Commentary - (2021) Volume 9, Issue 4
Clinical psychology is an integration of science concept, and medical information for the purpose of understanding, preventing, and relieving psychologically-based distress or disorder and to promote subjective well-being and private improvement. Central to its practice are psychological assessment, medical formulation, and psychotherapy, even though medical psychologists also engage in research, teaching, consultation, forensic testimony, and application improvement and management. In many countries, medical psychology is a regulated intellectual health profession.
The field is generally considered to have begun in 1896 with the opening of the primary mental health clinic at the University of Pennsylvania by Lighter Wither. In the first half of the 20th century, medical psychology was turned into focused on psychological assessment, with little attention given to treatment.
This changed after the 1940's while World War II resulted in the need for a large growth in the number of educated clinicians. Since that time, 3 major instructional models have advanced in the USA the Ph.D. Clinical Science model (heavily focused on research), the Ph.D. technology-practitioner model integrating clinical research and practice, and the psychologies, practitioner-scholar model that specialize in medical concept and practice.
In the United Kingdom and the Republic of Ireland, the Clinical Psychology Doctorate falls among the latter of those models, even as in much of mainland Europe, the education is at the masters level and predominantly psychotherapeutic. Clinical psychologists are Professional in providing psychotherapy, and usually train within 4 primary theoretical orientations psychodynamic, humanistic, cognitive behavioral therapy (CBT), and structures or family remedy.
Clinical psychology is distinguished from psychiatry. Although practitioners in each fields are intellectual health specialists, medical psychologists treat intellectual disorders through communicate therapy and have a doctorate in Psychology or a Doctor of Psychology degree but cannot prescribe medicine.
Psychiatrists are scientific medical doctors who treat intellectual disorders through medicinal drug and have a scientific degree Fives states, Louisiana, New Mexico, Illinois, Iowa, and Idaho, allow medical psychologists to prescribe positive medicines with completion of scientific training, while most states only allow psychiatrists to prescribe medicine.

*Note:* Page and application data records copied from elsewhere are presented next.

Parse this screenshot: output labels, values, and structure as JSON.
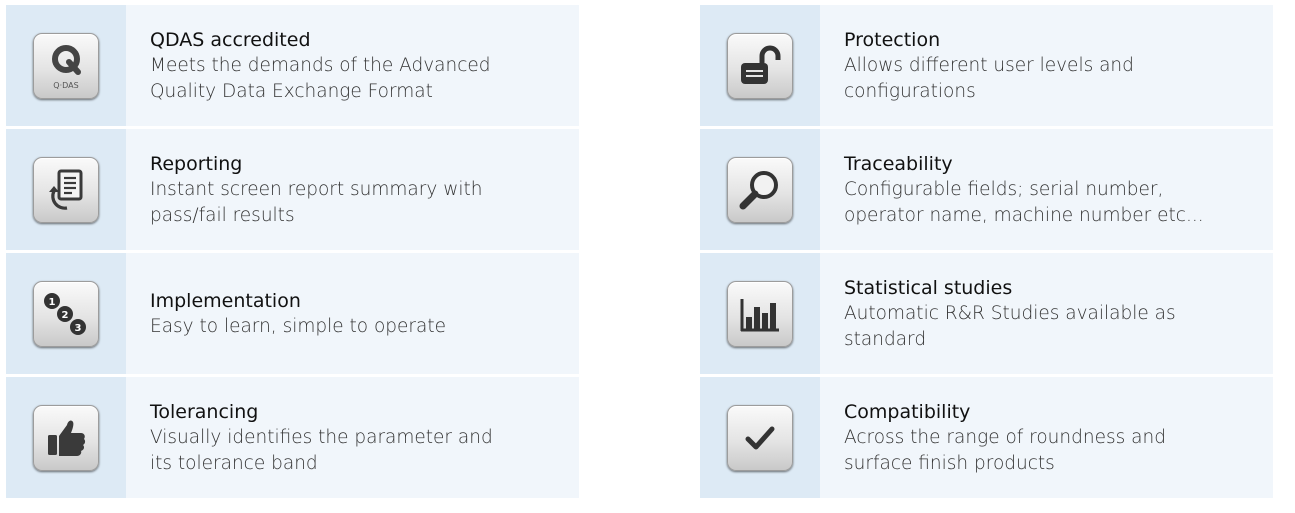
{
  "left": [
    {
      "icon": "qdas-logo-icon",
      "title": "QDAS accredited",
      "line1": "Meets the demands of the Advanced",
      "line2": "Quality Data Exchange Format",
      "logo_text": "Q·DAS"
    },
    {
      "icon": "report-refresh-icon",
      "title": "Reporting",
      "line1": "Instant screen report summary with",
      "line2": "pass/fail results"
    },
    {
      "icon": "numbered-steps-icon",
      "title": "Implementation",
      "line1": "Easy to learn, simple to operate",
      "line2": ""
    },
    {
      "icon": "thumbs-up-icon",
      "title": "Tolerancing",
      "line1": "Visually identifies the parameter and",
      "line2": "its tolerance band"
    }
  ],
  "right": [
    {
      "icon": "unlocked-padlock-icon",
      "title": "Protection",
      "line1": "Allows different user levels and",
      "line2": "configurations"
    },
    {
      "icon": "magnifier-icon",
      "title": "Traceability",
      "line1": "Configurable fields; serial number,",
      "line2": "operator name, machine number etc..."
    },
    {
      "icon": "bar-chart-icon",
      "title": "Statistical studies",
      "line1": "Automatic R&R Studies available as",
      "line2": "standard"
    },
    {
      "icon": "checkmark-icon",
      "title": "Compatibility",
      "line1": "Across the range of roundness and",
      "line2": "surface finish products"
    }
  ],
  "colors": {
    "icon_panel": "#ddeaf5",
    "text_panel": "#f1f6fb",
    "icon_glyph": "#3a3a3a"
  }
}
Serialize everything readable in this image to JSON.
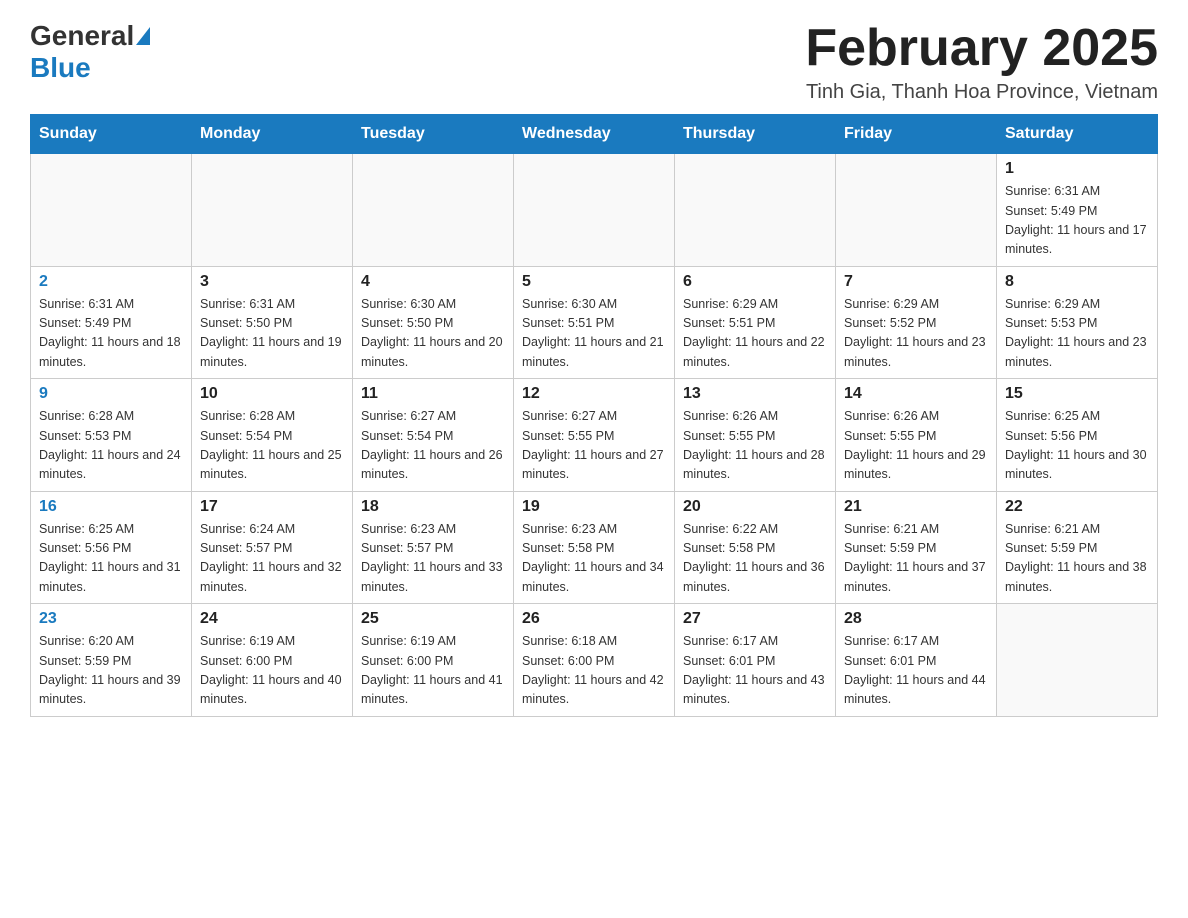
{
  "header": {
    "logo": {
      "general": "General",
      "blue": "Blue"
    },
    "title": "February 2025",
    "location": "Tinh Gia, Thanh Hoa Province, Vietnam"
  },
  "weekdays": [
    "Sunday",
    "Monday",
    "Tuesday",
    "Wednesday",
    "Thursday",
    "Friday",
    "Saturday"
  ],
  "weeks": [
    [
      {
        "day": "",
        "info": ""
      },
      {
        "day": "",
        "info": ""
      },
      {
        "day": "",
        "info": ""
      },
      {
        "day": "",
        "info": ""
      },
      {
        "day": "",
        "info": ""
      },
      {
        "day": "",
        "info": ""
      },
      {
        "day": "1",
        "info": "Sunrise: 6:31 AM\nSunset: 5:49 PM\nDaylight: 11 hours and 17 minutes."
      }
    ],
    [
      {
        "day": "2",
        "info": "Sunrise: 6:31 AM\nSunset: 5:49 PM\nDaylight: 11 hours and 18 minutes."
      },
      {
        "day": "3",
        "info": "Sunrise: 6:31 AM\nSunset: 5:50 PM\nDaylight: 11 hours and 19 minutes."
      },
      {
        "day": "4",
        "info": "Sunrise: 6:30 AM\nSunset: 5:50 PM\nDaylight: 11 hours and 20 minutes."
      },
      {
        "day": "5",
        "info": "Sunrise: 6:30 AM\nSunset: 5:51 PM\nDaylight: 11 hours and 21 minutes."
      },
      {
        "day": "6",
        "info": "Sunrise: 6:29 AM\nSunset: 5:51 PM\nDaylight: 11 hours and 22 minutes."
      },
      {
        "day": "7",
        "info": "Sunrise: 6:29 AM\nSunset: 5:52 PM\nDaylight: 11 hours and 23 minutes."
      },
      {
        "day": "8",
        "info": "Sunrise: 6:29 AM\nSunset: 5:53 PM\nDaylight: 11 hours and 23 minutes."
      }
    ],
    [
      {
        "day": "9",
        "info": "Sunrise: 6:28 AM\nSunset: 5:53 PM\nDaylight: 11 hours and 24 minutes."
      },
      {
        "day": "10",
        "info": "Sunrise: 6:28 AM\nSunset: 5:54 PM\nDaylight: 11 hours and 25 minutes."
      },
      {
        "day": "11",
        "info": "Sunrise: 6:27 AM\nSunset: 5:54 PM\nDaylight: 11 hours and 26 minutes."
      },
      {
        "day": "12",
        "info": "Sunrise: 6:27 AM\nSunset: 5:55 PM\nDaylight: 11 hours and 27 minutes."
      },
      {
        "day": "13",
        "info": "Sunrise: 6:26 AM\nSunset: 5:55 PM\nDaylight: 11 hours and 28 minutes."
      },
      {
        "day": "14",
        "info": "Sunrise: 6:26 AM\nSunset: 5:55 PM\nDaylight: 11 hours and 29 minutes."
      },
      {
        "day": "15",
        "info": "Sunrise: 6:25 AM\nSunset: 5:56 PM\nDaylight: 11 hours and 30 minutes."
      }
    ],
    [
      {
        "day": "16",
        "info": "Sunrise: 6:25 AM\nSunset: 5:56 PM\nDaylight: 11 hours and 31 minutes."
      },
      {
        "day": "17",
        "info": "Sunrise: 6:24 AM\nSunset: 5:57 PM\nDaylight: 11 hours and 32 minutes."
      },
      {
        "day": "18",
        "info": "Sunrise: 6:23 AM\nSunset: 5:57 PM\nDaylight: 11 hours and 33 minutes."
      },
      {
        "day": "19",
        "info": "Sunrise: 6:23 AM\nSunset: 5:58 PM\nDaylight: 11 hours and 34 minutes."
      },
      {
        "day": "20",
        "info": "Sunrise: 6:22 AM\nSunset: 5:58 PM\nDaylight: 11 hours and 36 minutes."
      },
      {
        "day": "21",
        "info": "Sunrise: 6:21 AM\nSunset: 5:59 PM\nDaylight: 11 hours and 37 minutes."
      },
      {
        "day": "22",
        "info": "Sunrise: 6:21 AM\nSunset: 5:59 PM\nDaylight: 11 hours and 38 minutes."
      }
    ],
    [
      {
        "day": "23",
        "info": "Sunrise: 6:20 AM\nSunset: 5:59 PM\nDaylight: 11 hours and 39 minutes."
      },
      {
        "day": "24",
        "info": "Sunrise: 6:19 AM\nSunset: 6:00 PM\nDaylight: 11 hours and 40 minutes."
      },
      {
        "day": "25",
        "info": "Sunrise: 6:19 AM\nSunset: 6:00 PM\nDaylight: 11 hours and 41 minutes."
      },
      {
        "day": "26",
        "info": "Sunrise: 6:18 AM\nSunset: 6:00 PM\nDaylight: 11 hours and 42 minutes."
      },
      {
        "day": "27",
        "info": "Sunrise: 6:17 AM\nSunset: 6:01 PM\nDaylight: 11 hours and 43 minutes."
      },
      {
        "day": "28",
        "info": "Sunrise: 6:17 AM\nSunset: 6:01 PM\nDaylight: 11 hours and 44 minutes."
      },
      {
        "day": "",
        "info": ""
      }
    ]
  ]
}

Early medical psychology
By the second one half of the 1800s, the medical study of psychology was turned into becoming well set up in college laboratories. Although there were a few scattered voices calling for implemented psychology, the general field looked down upon this concept and insisted on "pure" technology as the only respectable exercise.

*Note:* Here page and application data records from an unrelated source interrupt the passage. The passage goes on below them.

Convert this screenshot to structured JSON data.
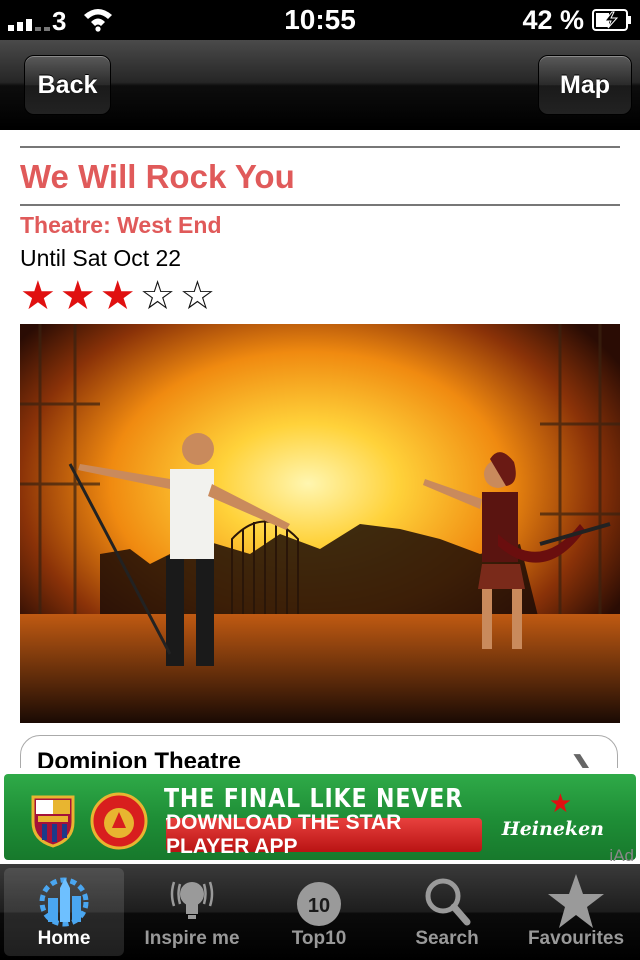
{
  "status_bar": {
    "carrier": "3",
    "time": "10:55",
    "battery": "42 %"
  },
  "nav": {
    "back_label": "Back",
    "map_label": "Map"
  },
  "show": {
    "title": "We Will Rock You",
    "category": "Theatre: West End",
    "dates": "Until Sat Oct 22",
    "rating": 3,
    "rating_max": 5,
    "venue": "Dominion Theatre"
  },
  "ad": {
    "headline": "THE FINAL LIKE NEVER BEFORE",
    "cta": "DOWNLOAD THE STAR PLAYER APP",
    "brand": "Heineken",
    "tag": "iAd"
  },
  "tabs": [
    {
      "label": "Home",
      "icon": "home-icon",
      "active": true
    },
    {
      "label": "Inspire me",
      "icon": "lightbulb-icon",
      "active": false
    },
    {
      "label": "Top10",
      "icon": "top10-icon",
      "badge": "10",
      "active": false
    },
    {
      "label": "Search",
      "icon": "search-icon",
      "active": false
    },
    {
      "label": "Favourites",
      "icon": "star-icon",
      "active": false
    }
  ],
  "colors": {
    "accent": "#e05a5a",
    "star_fill": "#e01010"
  }
}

This modified when Lightener Wilmer’s (1867– 1956), a past student of Wundt and head of the psychology branch on the University of Pennsylvania, agreed to treat a young boy who had trouble with spelling. His successful treatment was soon to result in Wilmer’s opening of the first mental health center at Penn in 1896, dedicated to helping children with learning disabilities. Ten years later in 1907, Wilmer was to found the first journal of this new subject, The Psychological Clinic, in which he coined the term "medical psychology", described as "the study of people, through observation or experimentation, with the purpose of promoting change". The field was slow to observe Wilmer’s example, but by 1914, there have been 26 similar clinics in the U.S.
Parameters to define professional practice in clinical psychology
Populations: Clinical psychology as a specialty presents services to people and households throughout the lifespan and from all ethnic, cultural and socioeconomic backgrounds, as well as organizations and communities.
Problems/issues: The specialty of medical psychology addresses behavioral and intellectual health troubles faced through people across the lifespan including Intellectual, emotional, psychological, social and behavioral maladjustment, disability and discomfort. Minor adjustment troubles in addition to severe psychopathology.
Procedures Assessment: Diagnostic interviewing, behavioral assessment, administration and interpretation of mental test measures Intervention (primary, secondary and tertiary levels). Medical services to people, families and groups Consultation, Inter- and intra-professional practice with different health and behavioral health specialists and organizations Research. Engagement with particular research and critical review of technology, information and techniques pertaining to medical psychology.